[[ Data shown, beginning ]]
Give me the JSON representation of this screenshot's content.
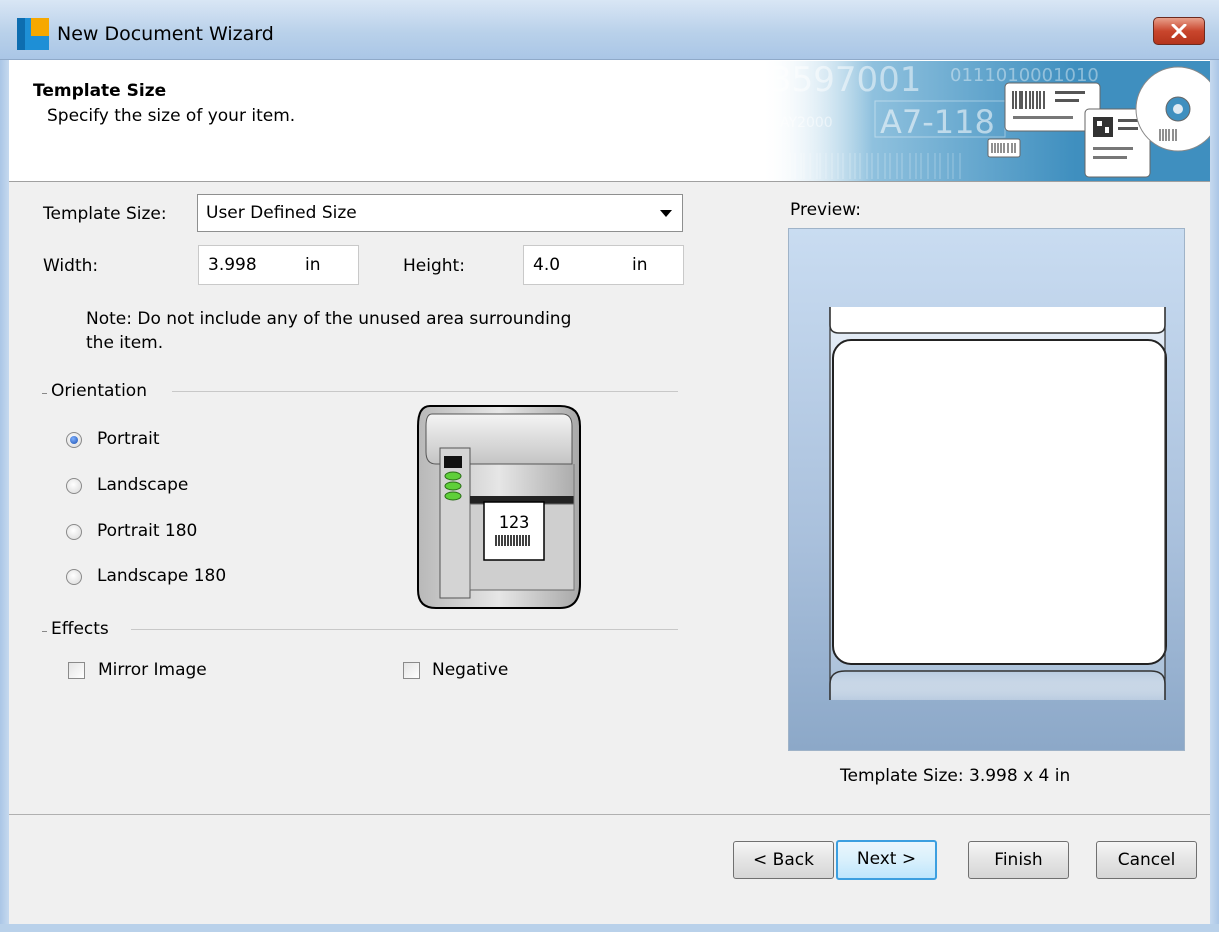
{
  "window": {
    "title": "New Document Wizard",
    "close_icon": "close-icon"
  },
  "header": {
    "title": "Template Size",
    "subtitle": "Specify the size of your item.",
    "banner_texts": {
      "number": "3597001",
      "code": "A7-118",
      "year": "AY2000",
      "binary": "0111010001010"
    }
  },
  "form": {
    "template_size_label": "Template Size:",
    "template_size_value": "User Defined Size",
    "width_label": "Width:",
    "width_value": "3.998",
    "width_unit": "in",
    "height_label": "Height:",
    "height_value": "4.0",
    "height_unit": "in",
    "note_line1": "Note: Do not include any of the unused area surrounding",
    "note_line2": "the item."
  },
  "orientation": {
    "group_label": "Orientation",
    "options": [
      {
        "label": "Portrait",
        "checked": true
      },
      {
        "label": "Landscape",
        "checked": false
      },
      {
        "label": "Portrait 180",
        "checked": false
      },
      {
        "label": "Landscape 180",
        "checked": false
      }
    ],
    "printer_label_text": "123"
  },
  "effects": {
    "group_label": "Effects",
    "mirror_label": "Mirror Image",
    "mirror_checked": false,
    "negative_label": "Negative",
    "negative_checked": false
  },
  "preview": {
    "label": "Preview:",
    "size_text": "Template Size:  3.998 x 4 in"
  },
  "buttons": {
    "back": "< Back",
    "next": "Next >",
    "finish": "Finish",
    "cancel": "Cancel"
  },
  "colors": {
    "accent": "#3c9fe0",
    "close": "#c9462d",
    "banner": "#3f8fbf"
  }
}
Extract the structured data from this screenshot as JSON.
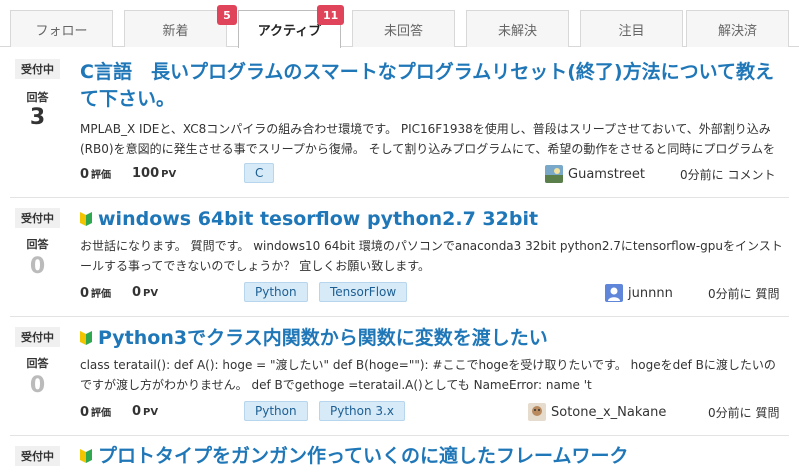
{
  "tabs": [
    {
      "label": "フォロー"
    },
    {
      "label": "新着",
      "badge": "5"
    },
    {
      "label": "アクティブ",
      "badge": "11",
      "active": true
    },
    {
      "label": "未回答"
    },
    {
      "label": "未解決"
    },
    {
      "label": "注目"
    },
    {
      "label": "解決済"
    }
  ],
  "questions": [
    {
      "status": "受付中",
      "answers_label": "回答",
      "answers": "3",
      "title": "C言語　長いプログラムのスマートなプログラムリセット(終了)方法について教えて下さい。",
      "excerpt": "MPLAB_X IDEと、XC8コンパイラの組み合わせ環境です。 PIC16F1938を使用し、普段はスリープさせておいて、外部割り込み(RB0)を意図的に発生させる事でスリープから復帰。 そして割り込みプログラムにて、希望の動作をさせると同時にプログラムをリセット",
      "score": "0",
      "score_unit": "評価",
      "pv": "100",
      "pv_unit": "PV",
      "tags": [
        "C"
      ],
      "user": "Guamstreet",
      "ago": "0分前に コメント"
    },
    {
      "status": "受付中",
      "answers_label": "回答",
      "answers": "0",
      "title": "windows 64bit tesorflow python2.7 32bit",
      "excerpt": "お世話になります。 質問です。 windows10 64bit 環境のパソコンでanaconda3 32bit python2.7にtensorflow-gpuをインストールする事ってできないのでしょうか？ 宜しくお願い致します。",
      "score": "0",
      "score_unit": "評価",
      "pv": "0",
      "pv_unit": "PV",
      "tags": [
        "Python",
        "TensorFlow"
      ],
      "user": "junnnn",
      "ago": "0分前に 質問"
    },
    {
      "status": "受付中",
      "answers_label": "回答",
      "answers": "0",
      "title": "Python3でクラス内関数から関数に変数を渡したい",
      "excerpt": "class teratail(): def A(): hoge = \"渡したい\" def B(hoge=\"\"): #ここでhogeを受け取りたいです。 hogeをdef Bに渡したいのですが渡し方がわかりません。 def Bでgethoge =teratail.A()としても NameError: name 't",
      "score": "0",
      "score_unit": "評価",
      "pv": "0",
      "pv_unit": "PV",
      "tags": [
        "Python",
        "Python 3.x"
      ],
      "user": "Sotone_x_Nakane",
      "ago": "0分前に 質問"
    },
    {
      "status": "受付中",
      "title": "プロトタイプをガンガン作っていくのに適したフレームワーク"
    }
  ],
  "colors": {
    "link": "#1f77b8",
    "badge": "#e0445a",
    "tag_bg": "#d7eaf7"
  }
}
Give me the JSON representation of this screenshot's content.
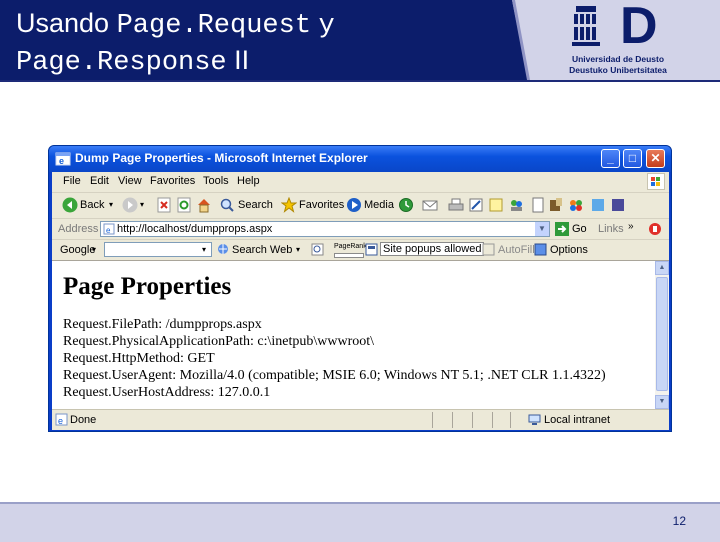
{
  "slide": {
    "title_word": "Usando",
    "title_code1": "Page.Request",
    "title_conj": "y",
    "title_code2": "Page.Response",
    "title_suffix": "II",
    "logo_letter": "D",
    "logo_line1": "Universidad de Deusto",
    "logo_line2": "Deustuko Unibertsitatea",
    "page_number": "12"
  },
  "browser": {
    "window_title": "Dump Page Properties - Microsoft Internet Explorer",
    "menu": [
      "File",
      "Edit",
      "View",
      "Favorites",
      "Tools",
      "Help"
    ],
    "toolbar": {
      "back": "Back",
      "search": "Search",
      "favorites": "Favorites",
      "media": "Media"
    },
    "address": {
      "label": "Address",
      "url": "http://localhost/dumpprops.aspx",
      "go": "Go",
      "links": "Links"
    },
    "google_bar": {
      "brand": "Google",
      "search_web": "Search Web",
      "pagerank": "PageRank",
      "popups": "Site popups allowed",
      "autofill": "AutoFill",
      "options": "Options"
    },
    "content": {
      "heading": "Page Properties",
      "lines": [
        "Request.FilePath: /dumpprops.aspx",
        "Request.PhysicalApplicationPath: c:\\inetpub\\wwwroot\\",
        "Request.HttpMethod: GET",
        "Request.UserAgent: Mozilla/4.0 (compatible; MSIE 6.0; Windows NT 5.1; .NET CLR 1.1.4322)",
        "Request.UserHostAddress: 127.0.0.1"
      ]
    },
    "status": {
      "text": "Done",
      "zone": "Local intranet"
    }
  },
  "colors": {
    "title_bg": "#0c1d6b",
    "header_bg": "#d2d3e8",
    "xp_titlebar": "#0b52de"
  }
}
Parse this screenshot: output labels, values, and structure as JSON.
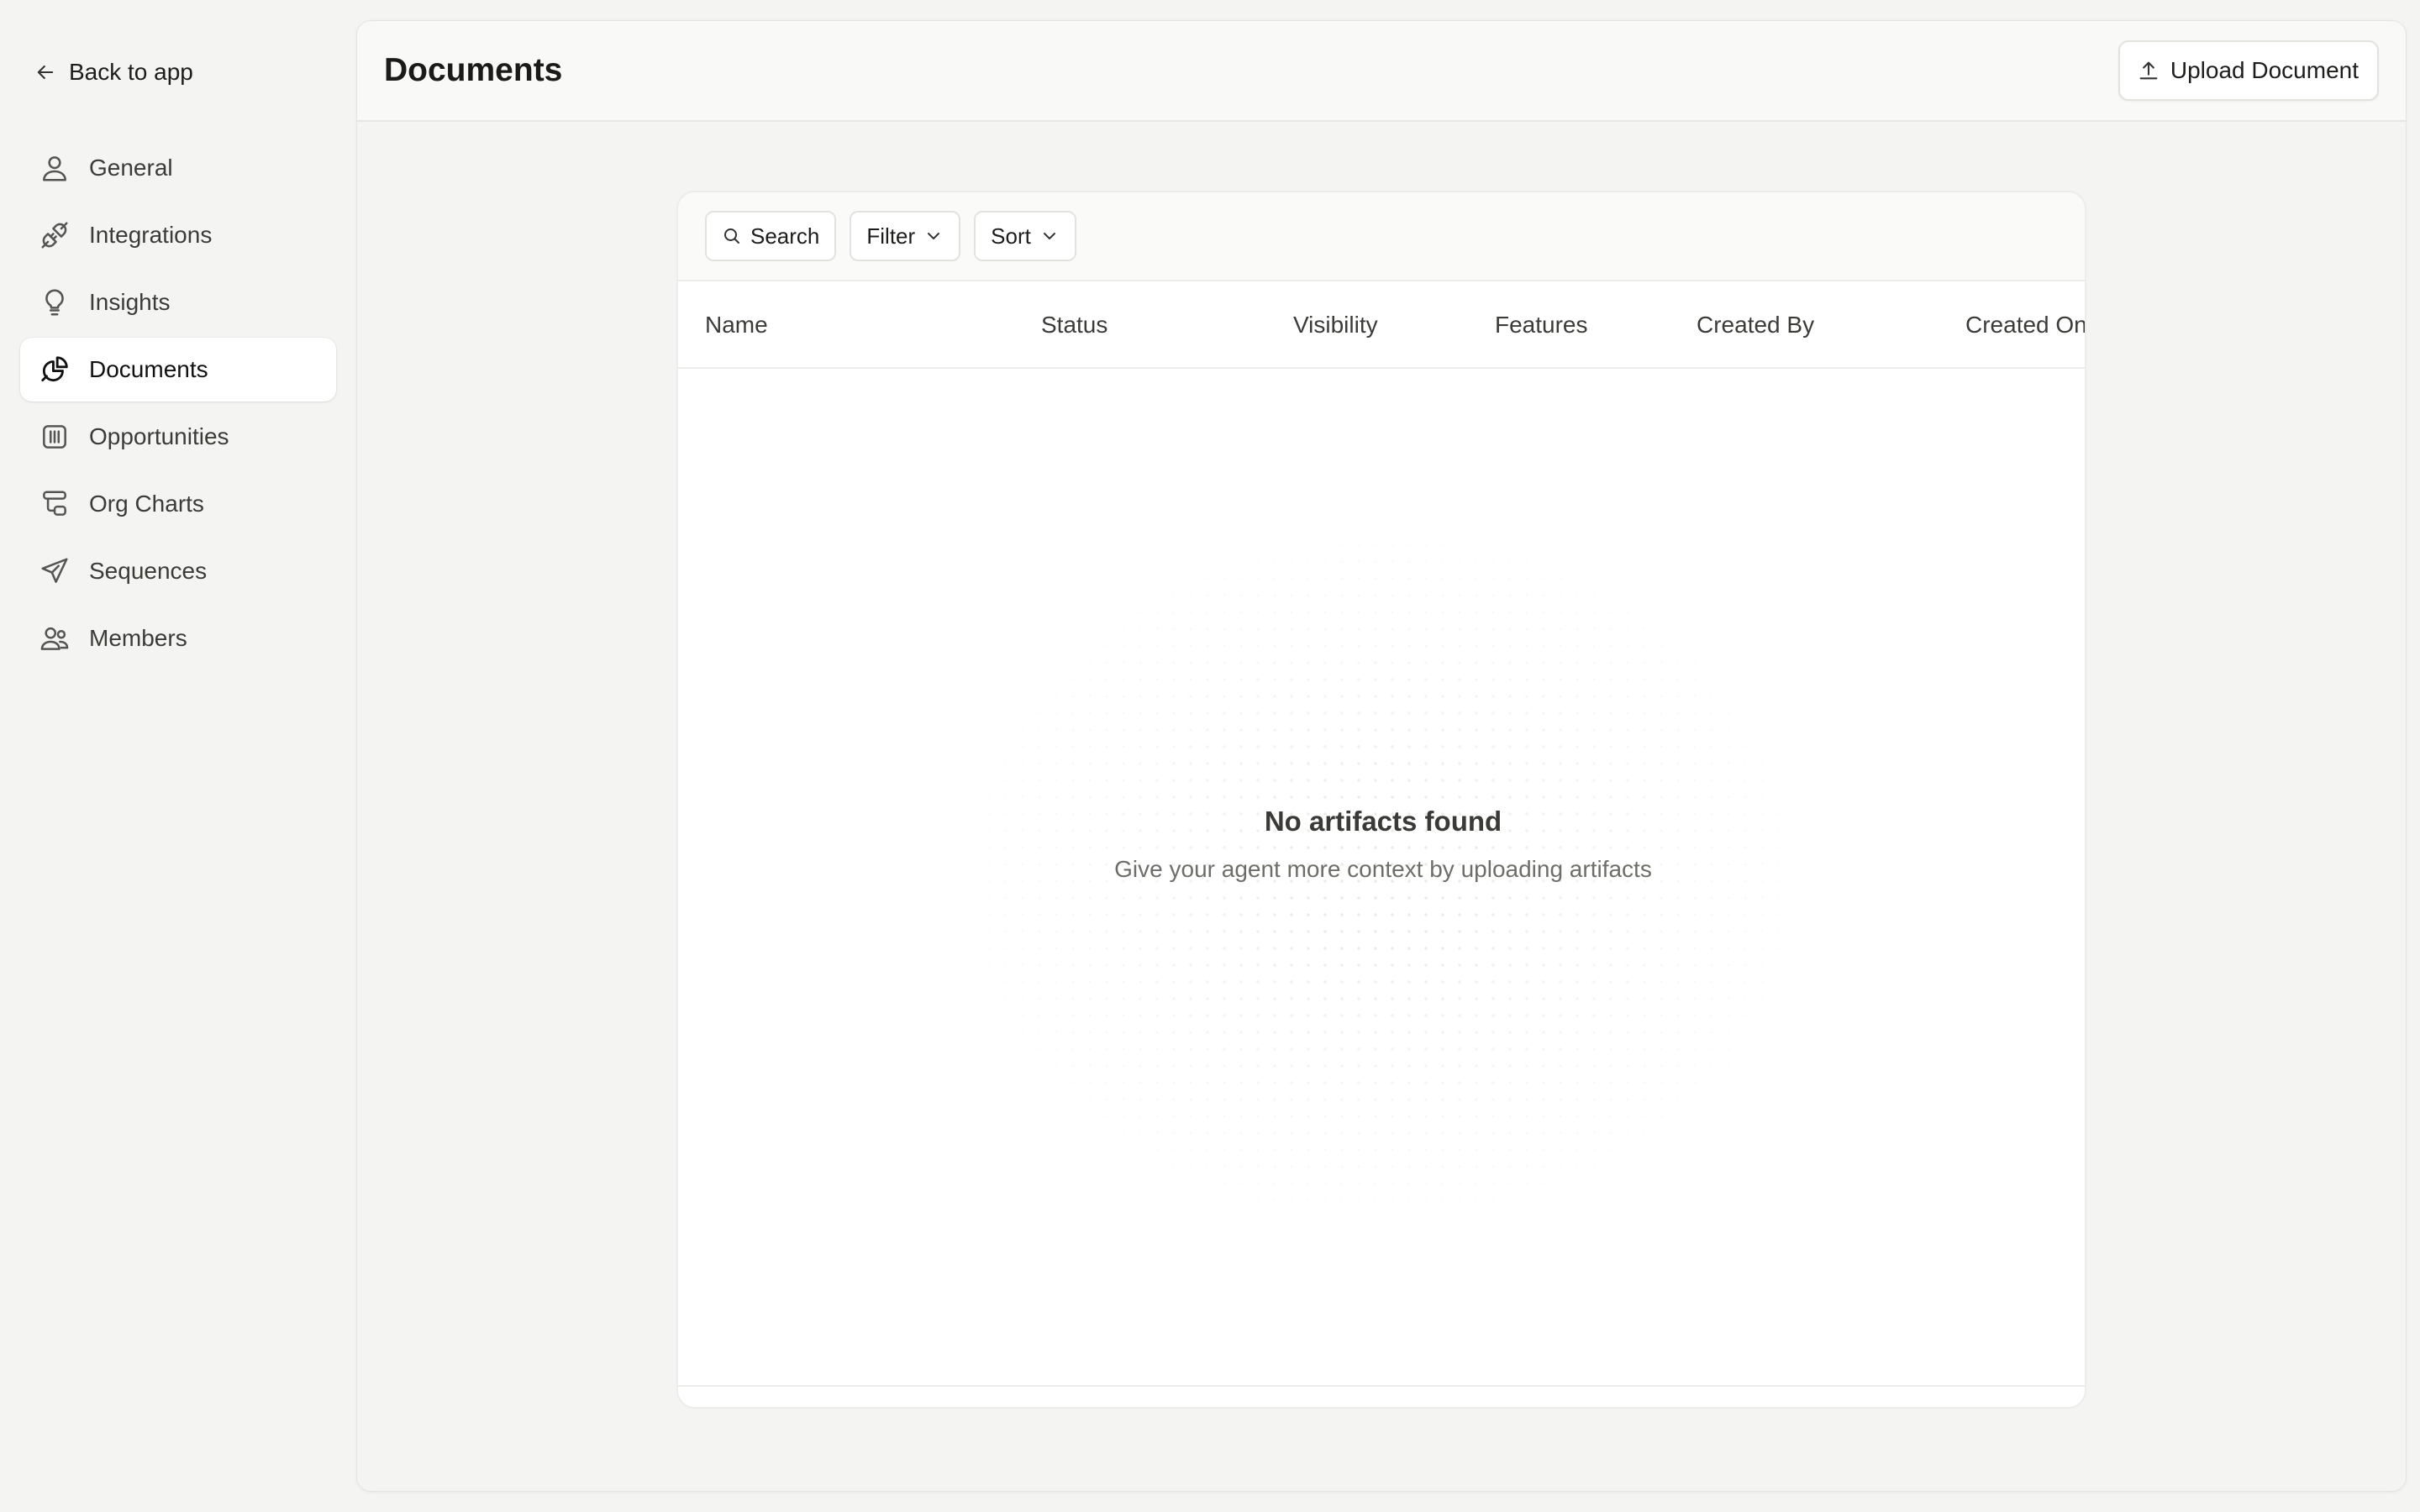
{
  "sidebar": {
    "back_label": "Back to app",
    "items": [
      {
        "label": "General",
        "icon": "user-icon",
        "active": false
      },
      {
        "label": "Integrations",
        "icon": "plug-icon",
        "active": false
      },
      {
        "label": "Insights",
        "icon": "lightbulb-icon",
        "active": false
      },
      {
        "label": "Documents",
        "icon": "documents-icon",
        "active": true
      },
      {
        "label": "Opportunities",
        "icon": "opportunities-icon",
        "active": false
      },
      {
        "label": "Org Charts",
        "icon": "org-chart-icon",
        "active": false
      },
      {
        "label": "Sequences",
        "icon": "send-icon",
        "active": false
      },
      {
        "label": "Members",
        "icon": "members-icon",
        "active": false
      }
    ]
  },
  "header": {
    "title": "Documents",
    "upload_label": "Upload Document"
  },
  "toolbar": {
    "search_label": "Search",
    "filter_label": "Filter",
    "sort_label": "Sort"
  },
  "table": {
    "columns": [
      "Name",
      "Status",
      "Visibility",
      "Features",
      "Created By",
      "Created On"
    ]
  },
  "empty_state": {
    "title": "No artifacts found",
    "subtitle": "Give your agent more context by uploading artifacts"
  },
  "colors": {
    "background": "#f4f4f2",
    "panel": "#ffffff",
    "text": "#1d1d1b",
    "muted": "#6e6e69"
  }
}
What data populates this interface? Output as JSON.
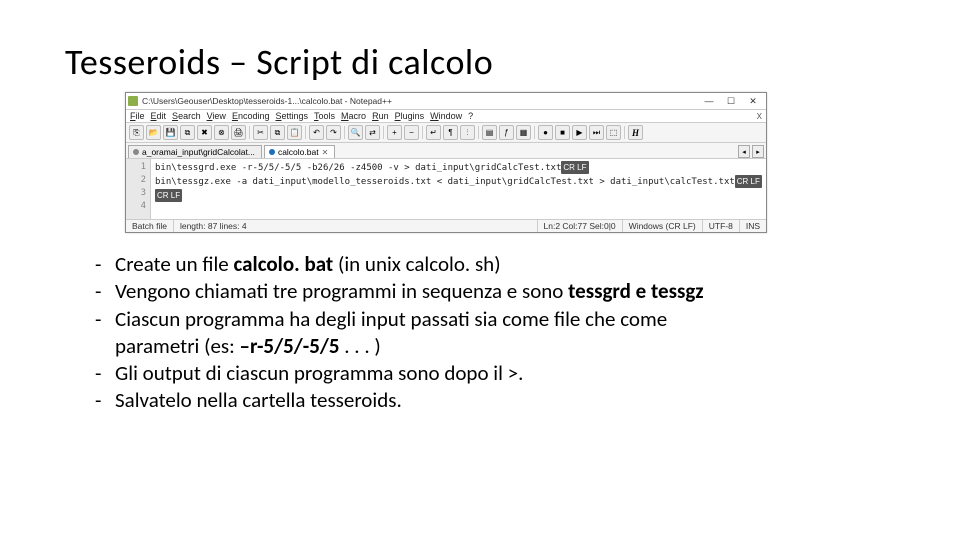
{
  "title": "Tesseroids – Script di calcolo",
  "npp": {
    "titlebar": "C:\\Users\\Geouser\\Desktop\\tesseroids-1...\\calcolo.bat - Notepad++",
    "menus": [
      "File",
      "Edit",
      "Search",
      "View",
      "Encoding",
      "Settings",
      "Tools",
      "Macro",
      "Run",
      "Plugins",
      "Window",
      "?"
    ],
    "menubar_right": "X",
    "toolbar_H": "H",
    "tabs": [
      {
        "label": "a_oramai_input\\gridCalcolat...",
        "active": false
      },
      {
        "label": "calcolo.bat",
        "active": true
      }
    ],
    "lines": [
      "1",
      "2",
      "3",
      "4"
    ],
    "code": {
      "l1a": "bin\\tessgrd.exe -r-5/5/-5/5 -b26/26 -z4500 -v > dati_input\\gridCalcTest.txt",
      "l1b": "CR LF",
      "l2a": "bin\\tessgz.exe -a dati_input\\modello_tesseroids.txt < dati_input\\gridCalcTest.txt > dati_input\\calcTest.txt",
      "l2b": "CR LF",
      "l3": "CR LF"
    },
    "status": {
      "type": "Batch file",
      "length": "length: 87   lines: 4",
      "pos": "Ln:2  Col:77  Sel:0|0",
      "eol": "Windows (CR LF)",
      "enc": "UTF-8",
      "mode": "INS"
    }
  },
  "bullets": [
    {
      "pre": "Create un file ",
      "bold": "calcolo. bat ",
      "post": "(in unix calcolo. sh)"
    },
    {
      "pre": "Vengono chiamati tre programmi in sequenza e sono ",
      "bold": "tessgrd e tessgz",
      "post": ""
    },
    {
      "pre": "Ciascun programma ha degli input passati sia come file che come",
      "bold": "",
      "post": ""
    },
    {
      "cont": true,
      "pre": "parametri (es: ",
      "bold": "–r-5/5/-5/5 ",
      "post": ". . . )"
    },
    {
      "pre": "Gli output di ciascun programma sono dopo il >.",
      "bold": "",
      "post": ""
    },
    {
      "pre": "Salvatelo nella cartella tesseroids.",
      "bold": "",
      "post": ""
    }
  ]
}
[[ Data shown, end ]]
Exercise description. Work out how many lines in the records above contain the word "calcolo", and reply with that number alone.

Written answer. 5